═══ DATA TO USE ═══

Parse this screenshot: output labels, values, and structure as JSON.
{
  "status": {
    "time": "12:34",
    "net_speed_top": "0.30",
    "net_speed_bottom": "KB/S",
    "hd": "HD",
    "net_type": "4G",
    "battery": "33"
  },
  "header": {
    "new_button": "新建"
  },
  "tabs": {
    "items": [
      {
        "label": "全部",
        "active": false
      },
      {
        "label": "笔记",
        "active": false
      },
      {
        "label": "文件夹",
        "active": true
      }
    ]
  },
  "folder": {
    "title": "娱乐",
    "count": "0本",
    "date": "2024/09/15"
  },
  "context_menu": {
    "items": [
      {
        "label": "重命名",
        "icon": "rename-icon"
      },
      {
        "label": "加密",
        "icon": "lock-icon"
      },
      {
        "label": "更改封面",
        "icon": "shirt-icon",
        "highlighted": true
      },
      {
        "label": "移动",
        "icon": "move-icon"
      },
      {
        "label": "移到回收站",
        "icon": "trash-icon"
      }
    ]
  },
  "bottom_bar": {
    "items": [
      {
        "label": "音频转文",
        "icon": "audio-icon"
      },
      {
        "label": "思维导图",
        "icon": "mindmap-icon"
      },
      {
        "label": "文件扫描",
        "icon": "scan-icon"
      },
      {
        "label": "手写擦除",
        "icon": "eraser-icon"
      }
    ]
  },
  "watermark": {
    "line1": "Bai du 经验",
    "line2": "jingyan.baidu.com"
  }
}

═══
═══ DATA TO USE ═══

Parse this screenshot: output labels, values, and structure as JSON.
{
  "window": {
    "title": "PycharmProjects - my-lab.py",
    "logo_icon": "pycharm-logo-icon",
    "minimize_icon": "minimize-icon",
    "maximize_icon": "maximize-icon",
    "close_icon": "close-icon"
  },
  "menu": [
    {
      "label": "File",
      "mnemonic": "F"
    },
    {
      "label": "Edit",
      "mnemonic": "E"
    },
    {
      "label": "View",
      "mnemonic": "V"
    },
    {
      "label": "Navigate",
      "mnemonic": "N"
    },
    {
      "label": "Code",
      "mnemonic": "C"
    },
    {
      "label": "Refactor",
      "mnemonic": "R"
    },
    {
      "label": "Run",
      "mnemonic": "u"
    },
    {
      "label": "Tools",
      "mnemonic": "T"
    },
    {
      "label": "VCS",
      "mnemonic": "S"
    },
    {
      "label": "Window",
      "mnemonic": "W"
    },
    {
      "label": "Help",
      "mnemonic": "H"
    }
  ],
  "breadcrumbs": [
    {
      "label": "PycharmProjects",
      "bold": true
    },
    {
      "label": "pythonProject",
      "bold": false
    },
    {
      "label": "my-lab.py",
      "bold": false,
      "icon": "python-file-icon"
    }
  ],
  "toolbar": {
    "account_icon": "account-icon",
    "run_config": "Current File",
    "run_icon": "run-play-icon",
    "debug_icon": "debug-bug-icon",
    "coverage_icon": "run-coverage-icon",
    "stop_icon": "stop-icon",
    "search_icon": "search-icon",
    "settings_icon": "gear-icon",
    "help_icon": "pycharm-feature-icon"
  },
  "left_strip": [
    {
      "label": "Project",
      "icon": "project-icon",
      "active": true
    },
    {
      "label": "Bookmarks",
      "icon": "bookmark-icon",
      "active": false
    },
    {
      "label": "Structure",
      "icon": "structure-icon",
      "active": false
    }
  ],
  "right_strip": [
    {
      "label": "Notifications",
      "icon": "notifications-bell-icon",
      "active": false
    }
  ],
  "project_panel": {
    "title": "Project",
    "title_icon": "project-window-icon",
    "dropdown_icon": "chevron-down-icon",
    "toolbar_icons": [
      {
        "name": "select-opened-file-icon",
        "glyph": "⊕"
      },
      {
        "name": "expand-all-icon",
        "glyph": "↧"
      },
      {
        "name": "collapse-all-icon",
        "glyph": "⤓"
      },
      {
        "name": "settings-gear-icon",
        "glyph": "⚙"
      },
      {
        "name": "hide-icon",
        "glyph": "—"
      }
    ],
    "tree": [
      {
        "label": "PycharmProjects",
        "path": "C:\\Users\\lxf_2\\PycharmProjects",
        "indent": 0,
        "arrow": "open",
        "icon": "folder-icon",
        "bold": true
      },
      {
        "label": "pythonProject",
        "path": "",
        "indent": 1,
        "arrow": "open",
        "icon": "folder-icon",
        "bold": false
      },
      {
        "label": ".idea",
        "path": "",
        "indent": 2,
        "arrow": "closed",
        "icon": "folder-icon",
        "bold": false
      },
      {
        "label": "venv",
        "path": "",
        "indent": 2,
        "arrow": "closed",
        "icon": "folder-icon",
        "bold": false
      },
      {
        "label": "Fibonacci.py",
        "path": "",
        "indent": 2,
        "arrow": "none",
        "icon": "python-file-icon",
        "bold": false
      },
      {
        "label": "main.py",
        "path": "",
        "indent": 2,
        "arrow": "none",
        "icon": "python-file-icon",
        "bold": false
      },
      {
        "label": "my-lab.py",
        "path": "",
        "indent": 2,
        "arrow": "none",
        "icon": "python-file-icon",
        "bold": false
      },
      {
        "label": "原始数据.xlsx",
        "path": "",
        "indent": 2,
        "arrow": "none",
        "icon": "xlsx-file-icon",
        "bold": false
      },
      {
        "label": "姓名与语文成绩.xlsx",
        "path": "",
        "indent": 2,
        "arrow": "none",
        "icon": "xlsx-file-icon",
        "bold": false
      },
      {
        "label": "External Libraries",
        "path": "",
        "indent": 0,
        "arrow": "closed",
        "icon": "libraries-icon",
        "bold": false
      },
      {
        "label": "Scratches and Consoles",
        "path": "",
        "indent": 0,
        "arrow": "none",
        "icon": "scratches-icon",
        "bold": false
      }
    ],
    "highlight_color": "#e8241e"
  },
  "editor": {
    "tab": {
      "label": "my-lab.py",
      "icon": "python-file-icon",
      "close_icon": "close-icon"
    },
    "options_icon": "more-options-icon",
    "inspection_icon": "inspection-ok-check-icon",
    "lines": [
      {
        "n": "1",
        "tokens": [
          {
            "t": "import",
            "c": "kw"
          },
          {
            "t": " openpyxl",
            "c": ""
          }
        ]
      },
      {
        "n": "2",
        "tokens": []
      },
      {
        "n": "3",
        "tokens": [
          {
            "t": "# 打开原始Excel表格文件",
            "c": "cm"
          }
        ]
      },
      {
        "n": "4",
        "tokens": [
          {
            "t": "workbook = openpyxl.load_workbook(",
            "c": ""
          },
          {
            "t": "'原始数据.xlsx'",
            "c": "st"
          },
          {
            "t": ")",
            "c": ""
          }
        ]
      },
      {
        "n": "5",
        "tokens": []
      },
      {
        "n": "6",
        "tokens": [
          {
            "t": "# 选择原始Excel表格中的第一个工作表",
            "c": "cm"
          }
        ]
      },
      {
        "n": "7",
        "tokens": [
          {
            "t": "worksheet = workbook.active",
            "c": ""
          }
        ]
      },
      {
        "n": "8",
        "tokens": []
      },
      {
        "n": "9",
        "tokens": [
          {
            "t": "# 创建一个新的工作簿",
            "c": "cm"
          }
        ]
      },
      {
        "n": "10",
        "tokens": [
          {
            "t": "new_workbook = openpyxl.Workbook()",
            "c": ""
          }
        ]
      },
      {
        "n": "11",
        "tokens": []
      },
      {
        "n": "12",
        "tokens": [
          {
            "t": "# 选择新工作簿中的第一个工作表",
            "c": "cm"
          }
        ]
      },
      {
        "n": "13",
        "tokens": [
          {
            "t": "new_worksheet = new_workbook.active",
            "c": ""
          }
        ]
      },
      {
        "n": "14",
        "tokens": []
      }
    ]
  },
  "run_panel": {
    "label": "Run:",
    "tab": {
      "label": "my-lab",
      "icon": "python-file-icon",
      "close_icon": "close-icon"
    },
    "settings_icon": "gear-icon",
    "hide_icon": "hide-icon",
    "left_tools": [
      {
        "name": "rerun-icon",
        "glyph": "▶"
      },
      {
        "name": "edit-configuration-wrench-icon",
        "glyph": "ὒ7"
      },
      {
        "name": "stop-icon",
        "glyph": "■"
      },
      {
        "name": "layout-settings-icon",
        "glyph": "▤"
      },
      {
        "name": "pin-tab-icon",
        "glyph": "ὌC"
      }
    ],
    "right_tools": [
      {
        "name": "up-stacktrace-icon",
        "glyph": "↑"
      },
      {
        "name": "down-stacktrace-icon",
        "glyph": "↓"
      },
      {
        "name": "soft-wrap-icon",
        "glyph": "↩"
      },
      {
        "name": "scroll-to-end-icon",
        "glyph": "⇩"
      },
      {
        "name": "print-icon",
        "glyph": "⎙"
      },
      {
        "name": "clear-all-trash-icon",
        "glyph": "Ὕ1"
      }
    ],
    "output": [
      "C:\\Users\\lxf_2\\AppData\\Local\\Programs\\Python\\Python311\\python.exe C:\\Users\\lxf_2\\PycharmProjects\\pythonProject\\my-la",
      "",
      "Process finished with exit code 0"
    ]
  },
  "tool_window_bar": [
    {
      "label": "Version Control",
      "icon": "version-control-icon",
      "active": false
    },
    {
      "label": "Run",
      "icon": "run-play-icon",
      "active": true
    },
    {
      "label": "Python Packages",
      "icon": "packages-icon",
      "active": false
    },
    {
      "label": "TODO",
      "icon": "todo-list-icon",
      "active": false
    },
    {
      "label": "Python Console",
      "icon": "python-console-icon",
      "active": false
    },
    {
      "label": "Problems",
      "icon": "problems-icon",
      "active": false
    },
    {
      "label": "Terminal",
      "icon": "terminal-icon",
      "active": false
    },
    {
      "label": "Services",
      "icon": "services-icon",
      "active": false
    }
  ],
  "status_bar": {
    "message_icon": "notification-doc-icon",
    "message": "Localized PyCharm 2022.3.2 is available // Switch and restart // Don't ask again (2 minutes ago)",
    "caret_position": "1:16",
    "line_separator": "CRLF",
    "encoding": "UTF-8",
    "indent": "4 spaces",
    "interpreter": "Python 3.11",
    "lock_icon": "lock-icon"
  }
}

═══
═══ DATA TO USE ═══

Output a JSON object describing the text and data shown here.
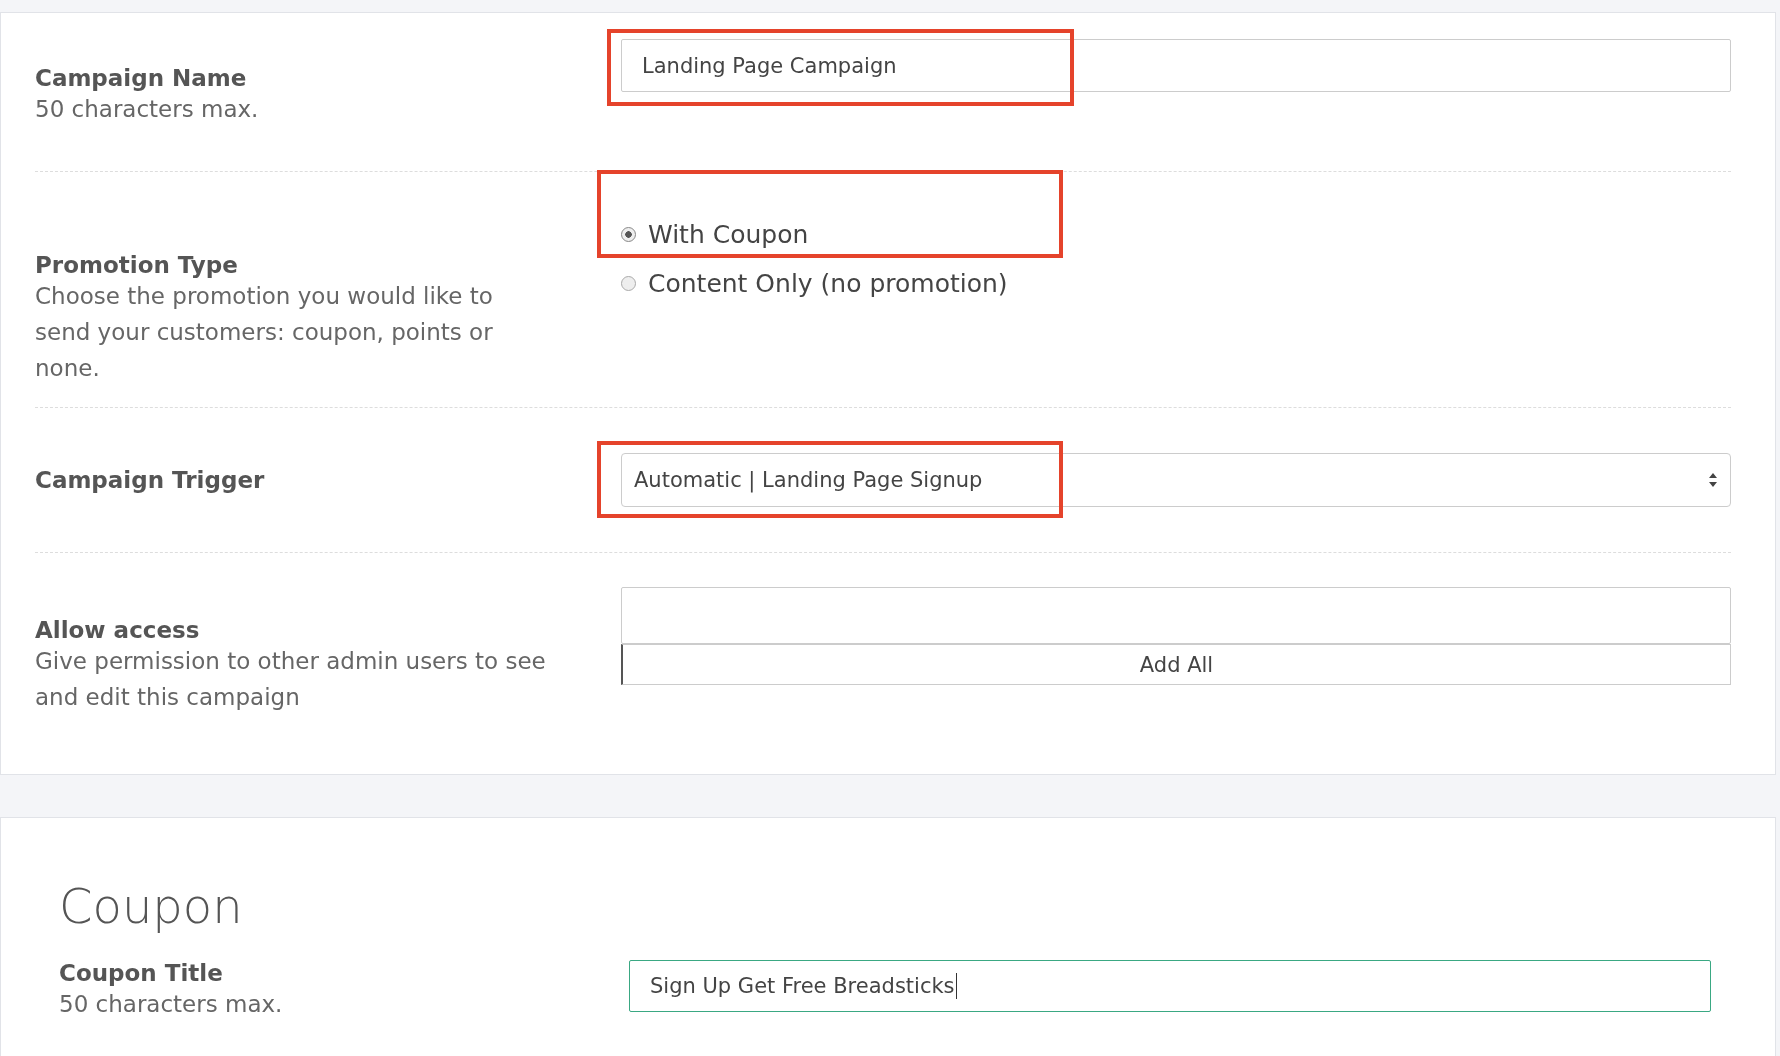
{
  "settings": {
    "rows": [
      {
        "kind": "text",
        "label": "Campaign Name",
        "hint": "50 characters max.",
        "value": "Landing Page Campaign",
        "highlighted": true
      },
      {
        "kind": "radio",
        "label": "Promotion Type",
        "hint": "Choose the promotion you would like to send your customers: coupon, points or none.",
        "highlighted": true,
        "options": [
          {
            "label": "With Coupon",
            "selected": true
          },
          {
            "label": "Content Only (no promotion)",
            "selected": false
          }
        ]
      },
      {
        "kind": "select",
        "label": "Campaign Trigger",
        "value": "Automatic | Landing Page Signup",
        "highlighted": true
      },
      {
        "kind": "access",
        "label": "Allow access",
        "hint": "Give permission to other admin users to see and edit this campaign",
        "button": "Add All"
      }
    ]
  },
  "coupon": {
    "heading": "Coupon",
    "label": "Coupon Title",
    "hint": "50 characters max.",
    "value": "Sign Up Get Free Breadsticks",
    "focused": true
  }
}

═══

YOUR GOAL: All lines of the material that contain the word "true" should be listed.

ANSWER AREA:
        "active": true
        "highlighted": true
      "bold": true
      "active": true
        "bold": true
      "active": true
        "highlighted": true
        "highlighted": true,
            "selected": true
        "highlighted": true
    "focused": true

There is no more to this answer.